Functional toxicology: tools to advance the future of toxicity testing.

Gaytán BD, Vulpe CD - Front Genet (2014)

Integration of functional assays across organisms. One can use functional tools across a variety of organisms, depending upon the model under study and the end goal of the investigation. For example, one may start with a screen in yeast, mouse, or human cells and extend the analyses to whole organisms such as zebrafish or rodents. Alternatively, one may start with zebrafish mutants or DT40 avian deletion cells and perform follow-up experimentation in human cells or other whole organisms. The many possibilities can advance the future of toxicity testing.
© Copyright Policy - open-access
Related In: Results  -  Collection

License
Show All Figures
getmorefigures.php?uid=PMC4017141&req=5

Figure 3: Integration of functional assays across organisms. One can use functional tools across a variety of organisms, depending upon the model under study and the end goal of the investigation. For example, one may start with a screen in yeast, mouse, or human cells and extend the analyses to whole organisms such as zebrafish or rodents. Alternatively, one may start with zebrafish mutants or DT40 avian deletion cells and perform follow-up experimentation in human cells or other whole organisms. The many possibilities can advance the future of toxicity testing.
Mentions: Functional toxicological screening methods, i.e., those that identify genetic requirements for chemical tolerance, are powerful, unbiased tools which provide unique mechanistic insights in the field of toxicology. High-throughput screens of chemicals of concern or unknown toxicity will allow toxicologists to formulate hypotheses related to their corresponding mechanisms and pathways of toxicity. Automation and deep parallel sequencing technologies will unquestionably increase the throughput of functional techniques, but extensive computational resources and knowledge will be required to implement screening systems and analyze the resulting data. Integration of functional assays across a variety of organisms can identify conserved modes of toxicity and direct studies most relevant to human health (Figure 3). The field of functional toxicology is primed to assist toxicologists meet the need for enhanced chemical toxicity testing.

Bottom Line: Functional toxicology can be accomplished using available genetic tools in yeasts, other fungi and bacteria, and eukaryotes of increased complexity, including zebrafish, fruit flies, rodents, and human cell lines.Underscored is the value of using less complex systems such as yeasts to direct further studies in more complex systems such as human cell lines.Functional techniques can yield (1) novel insights into chemical toxicity; (2) pathways and mechanisms deserving of further study; and (3) candidate human toxicant susceptibility or resistance genes.

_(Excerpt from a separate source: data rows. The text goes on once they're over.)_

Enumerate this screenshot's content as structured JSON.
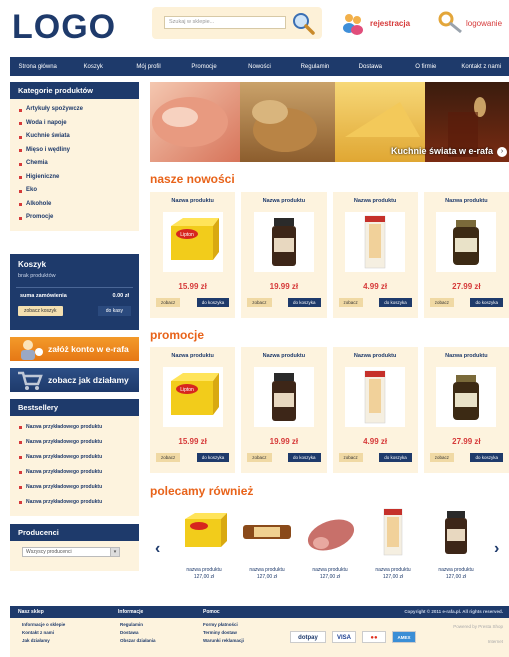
{
  "header": {
    "logo": "LOGO",
    "search_placeholder": "Szukaj w sklepie...",
    "register_label": "rejestracja",
    "login_label": "logowanie"
  },
  "nav": [
    "Strona główna",
    "Koszyk",
    "Mój profil",
    "Promocje",
    "Nowości",
    "Regulamin",
    "Dostawa",
    "O firmie",
    "Kontakt z nami"
  ],
  "categories": {
    "title": "Kategorie produktów",
    "items": [
      "Artykuły spożywcze",
      "Woda i napoje",
      "Kuchnie świata",
      "Mięso i wędliny",
      "Chemia",
      "Higieniczne",
      "Eko",
      "Alkohole",
      "Promocje"
    ]
  },
  "cart": {
    "title": "Koszyk",
    "empty": "brak produktów",
    "sum_label": "suma zamówienia",
    "sum_value": "0.00 zł",
    "show_btn": "zobacz koszyk",
    "checkout_btn": "do kasy"
  },
  "promo": {
    "create_account": "załóż konto w e-rafa",
    "how_we_work": "zobacz jak działamy"
  },
  "bestsellers": {
    "title": "Bestsellery",
    "items": [
      "Nazwa przykładowego produktu",
      "Nazwa przykładowego produktu",
      "Nazwa przykładowego produktu",
      "Nazwa przykładowego produktu",
      "Nazwa przykładowego produktu",
      "Nazwa przykładowego produktu"
    ]
  },
  "producers": {
    "title": "Producenci",
    "selected": "Wszyscy producenci"
  },
  "banner": {
    "caption": "Kuchnie świata w e-rafa"
  },
  "sections": {
    "new": "nasze nowości",
    "promo": "promocje",
    "recommended": "polecamy również"
  },
  "products_new": [
    {
      "name": "Nazwa produktu",
      "price": "15.99 zł"
    },
    {
      "name": "Nazwa produktu",
      "price": "19.99 zł"
    },
    {
      "name": "Nazwa produktu",
      "price": "4.99 zł"
    },
    {
      "name": "Nazwa produktu",
      "price": "27.99 zł"
    }
  ],
  "products_promo": [
    {
      "name": "Nazwa produktu",
      "price": "15.99 zł"
    },
    {
      "name": "Nazwa produktu",
      "price": "19.99 zł"
    },
    {
      "name": "Nazwa produktu",
      "price": "4.99 zł"
    },
    {
      "name": "Nazwa produktu",
      "price": "27.99 zł"
    }
  ],
  "card_buttons": {
    "view": "zobacz",
    "add": "do koszyka"
  },
  "recommended": [
    {
      "name": "nazwa produktu",
      "price": "127,00 zł"
    },
    {
      "name": "nazwa produktu",
      "price": "127,00 zł"
    },
    {
      "name": "nazwa produktu",
      "price": "127,00 zł"
    },
    {
      "name": "nazwa produktu",
      "price": "127,00 zł"
    },
    {
      "name": "nazwa produktu",
      "price": "127,00 zł"
    }
  ],
  "footer": {
    "col1_title": "Nasz sklep",
    "col2_title": "Informacje",
    "col3_title": "Pomoc",
    "copyright": "Copyright © 2011 e-rafa.pl. All rights reserved.",
    "col1": [
      "Informacje o sklepie",
      "Kontakt z nami",
      "Jak działamy"
    ],
    "col2": [
      "Regulamin",
      "Dostawa",
      "Obszar działania"
    ],
    "col3": [
      "Formy płatności",
      "Terminy dostaw",
      "Warunki reklamacji"
    ],
    "payments": [
      "dotpay",
      "VISA",
      "●●",
      "AMEX"
    ],
    "powered": "Powered by Presta Shop",
    "badge": "Internet"
  },
  "colors": {
    "navy": "#1e3a6b",
    "orange": "#e8631a",
    "red": "#d63a3a",
    "cream": "#fdf3de"
  }
}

View Article: PubMed Central - PubMed

Affiliation: Department of Nutritional Science and Toxicology, University of California Berkeley Berkeley, CA, USA.

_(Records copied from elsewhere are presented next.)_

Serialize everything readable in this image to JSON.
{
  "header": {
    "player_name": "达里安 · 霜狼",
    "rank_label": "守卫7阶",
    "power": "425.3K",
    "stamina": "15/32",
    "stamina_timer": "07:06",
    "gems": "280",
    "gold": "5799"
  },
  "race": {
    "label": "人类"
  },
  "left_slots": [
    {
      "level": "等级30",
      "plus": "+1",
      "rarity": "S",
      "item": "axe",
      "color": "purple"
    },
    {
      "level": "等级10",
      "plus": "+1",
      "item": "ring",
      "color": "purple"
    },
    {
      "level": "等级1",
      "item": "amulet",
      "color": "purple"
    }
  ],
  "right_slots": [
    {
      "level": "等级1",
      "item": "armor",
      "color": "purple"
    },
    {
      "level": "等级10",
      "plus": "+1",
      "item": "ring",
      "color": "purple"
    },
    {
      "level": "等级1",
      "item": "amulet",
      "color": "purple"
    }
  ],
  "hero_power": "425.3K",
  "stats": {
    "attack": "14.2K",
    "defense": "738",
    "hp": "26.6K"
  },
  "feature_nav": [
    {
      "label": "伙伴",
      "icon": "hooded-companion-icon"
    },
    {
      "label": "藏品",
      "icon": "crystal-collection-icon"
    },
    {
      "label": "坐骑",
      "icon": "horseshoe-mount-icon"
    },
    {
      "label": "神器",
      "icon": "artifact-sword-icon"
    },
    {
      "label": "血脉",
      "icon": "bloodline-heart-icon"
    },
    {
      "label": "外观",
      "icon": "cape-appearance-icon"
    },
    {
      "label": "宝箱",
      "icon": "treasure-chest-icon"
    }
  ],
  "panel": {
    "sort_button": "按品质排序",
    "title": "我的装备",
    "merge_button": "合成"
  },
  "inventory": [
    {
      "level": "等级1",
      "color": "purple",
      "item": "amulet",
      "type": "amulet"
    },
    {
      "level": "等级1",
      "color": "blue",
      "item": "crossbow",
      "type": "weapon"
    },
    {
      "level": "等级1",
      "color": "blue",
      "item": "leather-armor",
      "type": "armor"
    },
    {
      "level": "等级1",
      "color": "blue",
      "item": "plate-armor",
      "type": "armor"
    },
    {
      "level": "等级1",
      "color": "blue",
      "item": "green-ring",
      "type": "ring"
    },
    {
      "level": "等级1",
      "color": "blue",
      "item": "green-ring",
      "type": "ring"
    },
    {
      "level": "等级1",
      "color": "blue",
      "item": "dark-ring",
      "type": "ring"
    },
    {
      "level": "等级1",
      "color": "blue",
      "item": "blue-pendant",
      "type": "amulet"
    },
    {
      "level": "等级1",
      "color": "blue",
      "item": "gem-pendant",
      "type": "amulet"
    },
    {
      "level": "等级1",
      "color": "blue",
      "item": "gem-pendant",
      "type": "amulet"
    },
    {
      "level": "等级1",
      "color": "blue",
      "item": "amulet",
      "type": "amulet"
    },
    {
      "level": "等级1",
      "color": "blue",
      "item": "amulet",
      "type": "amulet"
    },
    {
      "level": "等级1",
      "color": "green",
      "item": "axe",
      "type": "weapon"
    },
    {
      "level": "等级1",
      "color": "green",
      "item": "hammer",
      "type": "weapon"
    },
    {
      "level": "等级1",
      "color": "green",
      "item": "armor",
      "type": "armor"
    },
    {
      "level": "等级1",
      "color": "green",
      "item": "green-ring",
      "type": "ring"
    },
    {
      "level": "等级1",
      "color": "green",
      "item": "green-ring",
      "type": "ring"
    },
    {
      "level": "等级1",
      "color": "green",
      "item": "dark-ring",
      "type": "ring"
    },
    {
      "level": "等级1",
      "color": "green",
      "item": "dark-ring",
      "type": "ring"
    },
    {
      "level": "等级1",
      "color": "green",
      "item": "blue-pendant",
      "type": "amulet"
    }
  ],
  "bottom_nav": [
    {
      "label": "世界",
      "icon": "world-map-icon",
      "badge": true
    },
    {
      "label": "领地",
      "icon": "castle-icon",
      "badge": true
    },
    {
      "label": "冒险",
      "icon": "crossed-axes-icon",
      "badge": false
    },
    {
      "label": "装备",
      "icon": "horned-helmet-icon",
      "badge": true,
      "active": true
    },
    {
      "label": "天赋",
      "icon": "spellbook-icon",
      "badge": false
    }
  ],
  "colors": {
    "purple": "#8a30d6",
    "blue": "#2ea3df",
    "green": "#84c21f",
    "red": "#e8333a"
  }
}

ABSTRACT
The increased presence of chemical contaminants in the environment is an undeniable concern to human health and ecosystems. Historically, by relying heavily upon costly and laborious animal-based toxicity assays, the field of toxicology has often neglected examinations of the cellular and molecular mechanisms of toxicity for the majority of compounds-information that, if available, would strengthen risk assessment analyses. Functional toxicology, where cells or organisms with gene deletions or depleted proteins are used to assess genetic requirements for chemical tolerance, can advance the field of toxicity testing by contributing data regarding chemical mechanisms of toxicity. Functional toxicology can be accomplished using available genetic tools in yeasts, other fungi and bacteria, and eukaryotes of increased complexity, including zebrafish, fruit flies, rodents, and human cell lines. Underscored is the value of using less complex systems such as yeasts to direct further studies in more complex systems such as human cell lines. Functional techniques can yield (1) novel insights into chemical toxicity; (2) pathways and mechanisms deserving of further study; and (3) candidate human toxicant susceptibility or resistance genes.

No MeSH data available.


Related in: MedlinePlus